◆ **Exercise objective**: Locate the word "Preparing" in the material, then show every line that holds it.

◆ **Dataset excerpts**:
# # #

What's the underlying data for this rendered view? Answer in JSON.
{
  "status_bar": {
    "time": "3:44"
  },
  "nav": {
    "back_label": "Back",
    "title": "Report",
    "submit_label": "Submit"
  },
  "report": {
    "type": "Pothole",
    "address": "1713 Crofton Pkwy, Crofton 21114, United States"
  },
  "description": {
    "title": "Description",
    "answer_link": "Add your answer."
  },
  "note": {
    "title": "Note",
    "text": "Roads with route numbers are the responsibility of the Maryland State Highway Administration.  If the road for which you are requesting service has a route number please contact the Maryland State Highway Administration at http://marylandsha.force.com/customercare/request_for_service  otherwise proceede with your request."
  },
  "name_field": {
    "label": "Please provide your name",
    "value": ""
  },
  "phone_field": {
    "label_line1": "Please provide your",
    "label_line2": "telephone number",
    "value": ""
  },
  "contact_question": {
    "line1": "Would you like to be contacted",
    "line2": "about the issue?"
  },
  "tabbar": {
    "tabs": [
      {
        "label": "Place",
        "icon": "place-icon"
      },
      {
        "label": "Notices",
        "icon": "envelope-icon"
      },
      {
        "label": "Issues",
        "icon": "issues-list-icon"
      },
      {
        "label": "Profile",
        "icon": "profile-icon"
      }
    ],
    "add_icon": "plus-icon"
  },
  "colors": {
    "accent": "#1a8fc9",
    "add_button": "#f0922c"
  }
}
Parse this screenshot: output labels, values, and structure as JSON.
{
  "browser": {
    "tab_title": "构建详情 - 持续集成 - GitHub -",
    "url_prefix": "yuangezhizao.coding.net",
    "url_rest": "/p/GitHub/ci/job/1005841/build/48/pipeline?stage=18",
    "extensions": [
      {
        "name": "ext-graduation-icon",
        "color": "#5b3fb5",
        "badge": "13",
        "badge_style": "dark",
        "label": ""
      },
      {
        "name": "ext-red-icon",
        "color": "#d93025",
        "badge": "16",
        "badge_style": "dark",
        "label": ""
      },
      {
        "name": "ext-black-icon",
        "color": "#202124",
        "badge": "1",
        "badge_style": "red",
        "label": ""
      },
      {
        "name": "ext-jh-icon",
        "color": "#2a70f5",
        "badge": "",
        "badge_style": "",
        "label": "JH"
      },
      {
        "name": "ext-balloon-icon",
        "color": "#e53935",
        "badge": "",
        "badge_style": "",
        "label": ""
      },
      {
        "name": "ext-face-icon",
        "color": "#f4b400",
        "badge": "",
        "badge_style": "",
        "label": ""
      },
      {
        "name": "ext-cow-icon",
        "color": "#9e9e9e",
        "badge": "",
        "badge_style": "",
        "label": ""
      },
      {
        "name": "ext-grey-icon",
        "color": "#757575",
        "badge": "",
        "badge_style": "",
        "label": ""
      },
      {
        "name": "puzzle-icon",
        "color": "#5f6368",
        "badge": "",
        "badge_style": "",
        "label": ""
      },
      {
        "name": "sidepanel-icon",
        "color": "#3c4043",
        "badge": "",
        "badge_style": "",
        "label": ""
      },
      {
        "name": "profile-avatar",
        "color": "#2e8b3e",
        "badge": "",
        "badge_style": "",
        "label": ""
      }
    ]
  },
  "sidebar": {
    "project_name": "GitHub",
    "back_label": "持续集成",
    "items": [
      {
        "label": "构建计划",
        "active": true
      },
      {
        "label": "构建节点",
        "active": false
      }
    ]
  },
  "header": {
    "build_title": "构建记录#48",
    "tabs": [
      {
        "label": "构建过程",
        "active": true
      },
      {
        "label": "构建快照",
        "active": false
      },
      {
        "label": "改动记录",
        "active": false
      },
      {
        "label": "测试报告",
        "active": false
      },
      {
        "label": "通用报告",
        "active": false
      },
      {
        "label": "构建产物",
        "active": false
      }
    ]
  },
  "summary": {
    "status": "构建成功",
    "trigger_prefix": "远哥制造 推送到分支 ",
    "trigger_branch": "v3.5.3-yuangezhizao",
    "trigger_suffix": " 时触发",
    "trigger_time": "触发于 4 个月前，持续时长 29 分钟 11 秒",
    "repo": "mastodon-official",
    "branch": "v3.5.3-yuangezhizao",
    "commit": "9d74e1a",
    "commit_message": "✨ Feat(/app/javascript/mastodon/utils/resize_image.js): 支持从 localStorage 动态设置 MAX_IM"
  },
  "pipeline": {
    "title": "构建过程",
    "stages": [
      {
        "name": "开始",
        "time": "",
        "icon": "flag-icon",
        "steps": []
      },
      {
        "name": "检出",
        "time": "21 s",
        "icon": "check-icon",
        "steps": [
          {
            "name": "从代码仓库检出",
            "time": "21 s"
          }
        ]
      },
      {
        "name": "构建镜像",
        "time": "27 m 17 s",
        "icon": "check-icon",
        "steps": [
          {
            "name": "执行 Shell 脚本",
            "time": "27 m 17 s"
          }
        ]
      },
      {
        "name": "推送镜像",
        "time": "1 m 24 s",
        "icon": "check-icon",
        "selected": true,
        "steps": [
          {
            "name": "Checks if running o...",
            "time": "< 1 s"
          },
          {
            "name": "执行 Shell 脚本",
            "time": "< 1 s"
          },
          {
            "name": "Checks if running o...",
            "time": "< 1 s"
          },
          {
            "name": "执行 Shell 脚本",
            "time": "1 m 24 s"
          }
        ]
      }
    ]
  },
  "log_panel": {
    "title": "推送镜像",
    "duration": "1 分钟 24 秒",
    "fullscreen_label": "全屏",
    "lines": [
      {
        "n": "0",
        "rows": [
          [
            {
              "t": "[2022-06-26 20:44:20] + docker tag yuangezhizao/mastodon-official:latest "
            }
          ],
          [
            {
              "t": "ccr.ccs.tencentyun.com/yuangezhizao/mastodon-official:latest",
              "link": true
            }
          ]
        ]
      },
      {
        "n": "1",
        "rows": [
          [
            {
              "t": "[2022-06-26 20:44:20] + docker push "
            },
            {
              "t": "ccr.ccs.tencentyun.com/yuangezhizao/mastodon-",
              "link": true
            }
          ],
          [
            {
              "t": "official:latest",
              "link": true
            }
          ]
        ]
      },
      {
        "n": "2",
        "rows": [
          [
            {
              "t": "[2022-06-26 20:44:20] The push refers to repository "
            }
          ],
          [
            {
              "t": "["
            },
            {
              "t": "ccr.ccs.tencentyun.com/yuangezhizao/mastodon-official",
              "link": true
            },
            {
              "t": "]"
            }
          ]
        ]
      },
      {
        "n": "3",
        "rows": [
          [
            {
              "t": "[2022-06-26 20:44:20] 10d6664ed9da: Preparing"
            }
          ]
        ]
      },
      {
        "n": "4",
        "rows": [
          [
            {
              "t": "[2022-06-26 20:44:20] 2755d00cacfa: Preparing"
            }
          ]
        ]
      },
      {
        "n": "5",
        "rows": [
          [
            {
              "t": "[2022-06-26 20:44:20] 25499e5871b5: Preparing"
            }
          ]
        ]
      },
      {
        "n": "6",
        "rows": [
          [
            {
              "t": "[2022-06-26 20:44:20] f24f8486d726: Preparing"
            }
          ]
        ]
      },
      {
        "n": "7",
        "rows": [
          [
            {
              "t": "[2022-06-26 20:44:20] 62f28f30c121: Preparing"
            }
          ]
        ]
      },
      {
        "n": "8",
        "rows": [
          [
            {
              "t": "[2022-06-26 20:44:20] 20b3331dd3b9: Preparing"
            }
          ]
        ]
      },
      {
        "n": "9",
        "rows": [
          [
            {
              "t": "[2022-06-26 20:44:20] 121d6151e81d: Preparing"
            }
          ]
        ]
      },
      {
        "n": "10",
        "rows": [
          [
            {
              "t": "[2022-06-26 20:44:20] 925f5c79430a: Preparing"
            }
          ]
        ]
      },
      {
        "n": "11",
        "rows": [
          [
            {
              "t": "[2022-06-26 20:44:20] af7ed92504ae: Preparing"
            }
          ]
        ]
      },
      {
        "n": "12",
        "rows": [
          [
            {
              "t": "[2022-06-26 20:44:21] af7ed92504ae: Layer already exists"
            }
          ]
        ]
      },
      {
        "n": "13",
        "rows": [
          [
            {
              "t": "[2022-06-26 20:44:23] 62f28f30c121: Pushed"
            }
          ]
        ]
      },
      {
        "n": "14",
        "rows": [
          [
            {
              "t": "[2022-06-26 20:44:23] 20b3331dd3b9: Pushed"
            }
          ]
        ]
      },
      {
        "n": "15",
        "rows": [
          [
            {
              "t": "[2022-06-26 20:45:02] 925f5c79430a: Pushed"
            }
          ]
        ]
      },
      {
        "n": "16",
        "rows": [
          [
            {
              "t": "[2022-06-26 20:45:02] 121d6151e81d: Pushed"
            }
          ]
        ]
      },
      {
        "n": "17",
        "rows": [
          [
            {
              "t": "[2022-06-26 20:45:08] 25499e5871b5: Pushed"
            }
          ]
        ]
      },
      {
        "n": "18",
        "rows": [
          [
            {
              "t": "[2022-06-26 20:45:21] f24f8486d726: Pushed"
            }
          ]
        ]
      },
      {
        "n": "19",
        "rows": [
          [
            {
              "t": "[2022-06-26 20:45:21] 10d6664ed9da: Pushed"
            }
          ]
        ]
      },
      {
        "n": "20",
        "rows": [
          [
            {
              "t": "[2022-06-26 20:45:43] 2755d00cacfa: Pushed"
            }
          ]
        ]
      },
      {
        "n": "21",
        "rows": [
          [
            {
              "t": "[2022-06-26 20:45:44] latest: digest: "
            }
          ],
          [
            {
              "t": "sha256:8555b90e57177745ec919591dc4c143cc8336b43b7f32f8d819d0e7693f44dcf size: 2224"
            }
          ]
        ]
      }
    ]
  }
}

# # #

◆ **Exercise result**:
              "t": "[2022-06-26 20:44:20] 10d6664ed9da: Preparing"
              "t": "[2022-06-26 20:44:20] 2755d00cacfa: Preparing"
              "t": "[2022-06-26 20:44:20] 25499e5871b5: Preparing"
              "t": "[2022-06-26 20:44:20] f24f8486d726: Preparing"
              "t": "[2022-06-26 20:44:20] 62f28f30c121: Preparing"
              "t": "[2022-06-26 20:44:20] 20b3331dd3b9: Preparing"
              "t": "[2022-06-26 20:44:20] 121d6151e81d: Preparing"
              "t": "[2022-06-26 20:44:20] 925f5c79430a: Preparing"
              "t": "[2022-06-26 20:44:20] af7ed92504ae: Preparing"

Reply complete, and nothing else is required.